(Plain Press, July 2014)According to the latest announcement by the Cleveland Metropolitan School District,nearly 80 percent of CMSD third-graders complied with Ohio’s Third Grade Reading Guarantee during the 2013-14 school year, roughly doubling the number who met the standard in the fall.
As of October, only 40 percent of third-graders had scored well enough on the Ohio Achievement Assessment to meet the standard, which is required to earn promotion to the fourth grade.
Since then, 1,046 achieved the minimum score or better on the Northwest Evaluation Association, or NWEA, reading test, an equivalent exam accepted by the state. Another 160 met the threshold on the spring OAA, raising compliance to 77 percent.
The District is working aggressively with the remaining 625 third-graders to help them comply, Chief Executive Officer Eric Gordon said.
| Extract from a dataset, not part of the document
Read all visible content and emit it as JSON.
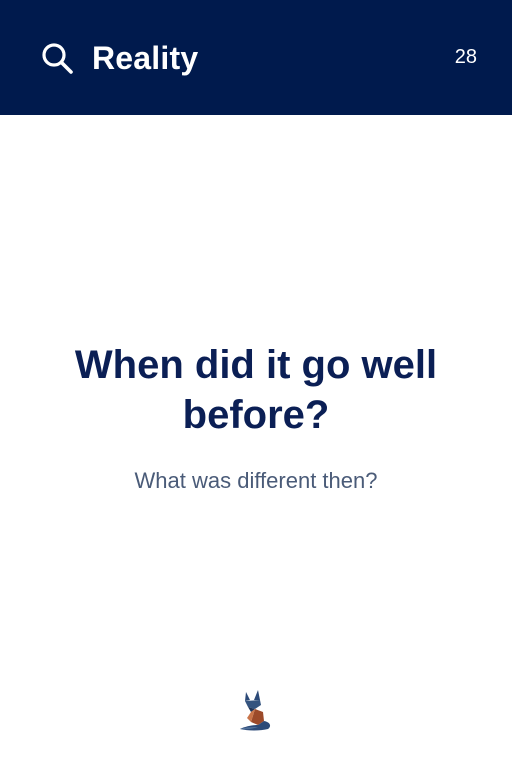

The students had a chance to enroll in a free summer reading academy and can take the OAA and NWEA in July.
To avoid a repeat performance next year and the prospect of many 3rd graders being held back a year, Educational Advocate Don Freeman proposed to the Board of Education at its June meeting that the district resurrect the Primary Achievement Program. The Primary Achievement Program is a successful program piloted at two Cleveland elementary schools – Anton Grdina and Alfred Benesch — about twenty years ago. In the program students advance to various levels of achievement based on their mastery of skills, says Freeman.
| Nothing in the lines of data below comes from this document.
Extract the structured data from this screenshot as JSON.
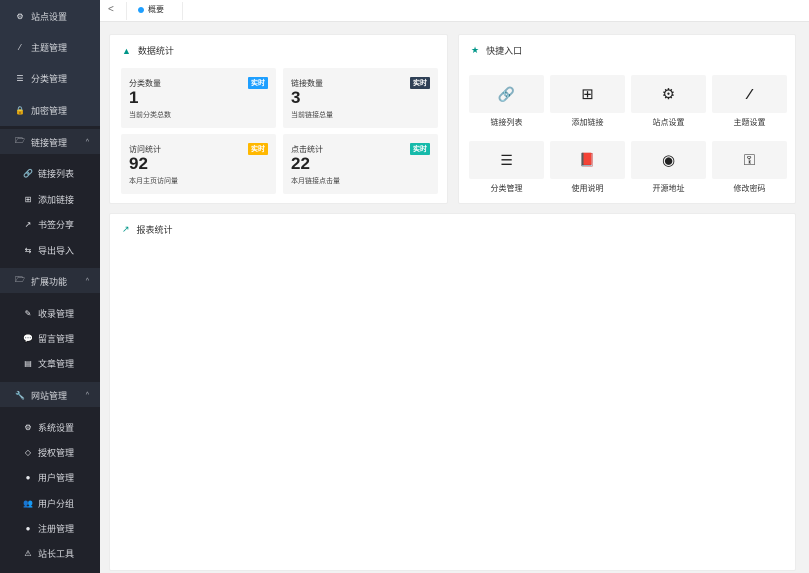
{
  "sidebar": {
    "items": [
      {
        "icon": "gear-icon",
        "glyph": "⚙",
        "label": "站点设置"
      },
      {
        "icon": "wand-icon",
        "glyph": "⁄",
        "label": "主题管理"
      },
      {
        "icon": "list-icon",
        "glyph": "☰",
        "label": "分类管理"
      },
      {
        "icon": "lock-icon",
        "glyph": "🔒",
        "label": "加密管理"
      }
    ],
    "groups": [
      {
        "icon": "folder-open-icon",
        "glyph": "🗁",
        "label": "链接管理",
        "arrow": "^",
        "items": [
          {
            "icon": "link-icon",
            "glyph": "🔗",
            "label": "链接列表"
          },
          {
            "icon": "plus-square-icon",
            "glyph": "⊞",
            "label": "添加链接"
          },
          {
            "icon": "external-link-icon",
            "glyph": "↗",
            "label": "书签分享"
          },
          {
            "icon": "retweet-icon",
            "glyph": "⇆",
            "label": "导出导入"
          }
        ]
      },
      {
        "icon": "folder-open-icon",
        "glyph": "🗁",
        "label": "扩展功能",
        "arrow": "^",
        "items": [
          {
            "icon": "pencil-icon",
            "glyph": "✎",
            "label": "收录管理"
          },
          {
            "icon": "comment-icon",
            "glyph": "💬",
            "label": "留言管理"
          },
          {
            "icon": "file-text-icon",
            "glyph": "▤",
            "label": "文章管理"
          }
        ]
      },
      {
        "icon": "wrench-icon",
        "glyph": "🔧",
        "label": "网站管理",
        "arrow": "^",
        "items": [
          {
            "icon": "cogs-icon",
            "glyph": "⚙",
            "label": "系统设置"
          },
          {
            "icon": "diamond-icon",
            "glyph": "◇",
            "label": "授权管理"
          },
          {
            "icon": "user-icon",
            "glyph": "●",
            "label": "用户管理"
          },
          {
            "icon": "users-icon",
            "glyph": "👥",
            "label": "用户分组"
          },
          {
            "icon": "user-plus-icon",
            "glyph": "●",
            "label": "注册管理"
          },
          {
            "icon": "warning-icon",
            "glyph": "⚠",
            "label": "站长工具"
          }
        ]
      }
    ]
  },
  "header": {
    "back_glyph": "<",
    "tab_label": "概要"
  },
  "stats_card": {
    "title": "数据统计",
    "icon_glyph": "▲",
    "stats": [
      {
        "label": "分类数量",
        "value": "1",
        "desc": "当前分类总数",
        "badge": "实时",
        "badge_color": "#1e9fff"
      },
      {
        "label": "链接数量",
        "value": "3",
        "desc": "当前链接总量",
        "badge": "实时",
        "badge_color": "#2f4056"
      },
      {
        "label": "访问统计",
        "value": "92",
        "desc": "本月主页访问量",
        "badge": "实时",
        "badge_color": "#ffb800"
      },
      {
        "label": "点击统计",
        "value": "22",
        "desc": "本月链接点击量",
        "badge": "实时",
        "badge_color": "#16baaa"
      }
    ]
  },
  "quick_card": {
    "title": "快捷入口",
    "icon_glyph": "★",
    "items": [
      {
        "icon": "link-icon",
        "glyph": "🔗",
        "label": "链接列表"
      },
      {
        "icon": "plus-square-icon",
        "glyph": "⊞",
        "label": "添加链接"
      },
      {
        "icon": "gear-icon",
        "glyph": "⚙",
        "label": "站点设置"
      },
      {
        "icon": "magic-wand-icon",
        "glyph": "⁄",
        "label": "主题设置"
      },
      {
        "icon": "list-icon",
        "glyph": "☰",
        "label": "分类管理"
      },
      {
        "icon": "book-icon",
        "glyph": "📕",
        "label": "使用说明"
      },
      {
        "icon": "github-icon",
        "glyph": "◉",
        "label": "开源地址"
      },
      {
        "icon": "key-icon",
        "glyph": "⚿",
        "label": "修改密码"
      }
    ]
  },
  "report_card": {
    "title": "报表统计",
    "icon_glyph": "↗"
  },
  "colors": {
    "accent_teal": "#009688",
    "sidebar_bg": "#20222a"
  }
}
Freeman urged the Board of Education reinstitute the Primary Achievement Program for students grades kindergarten through third grade and provide the necessary training and resources for teachers to focus on teaching skills and advancing students based on their mastery of those skills.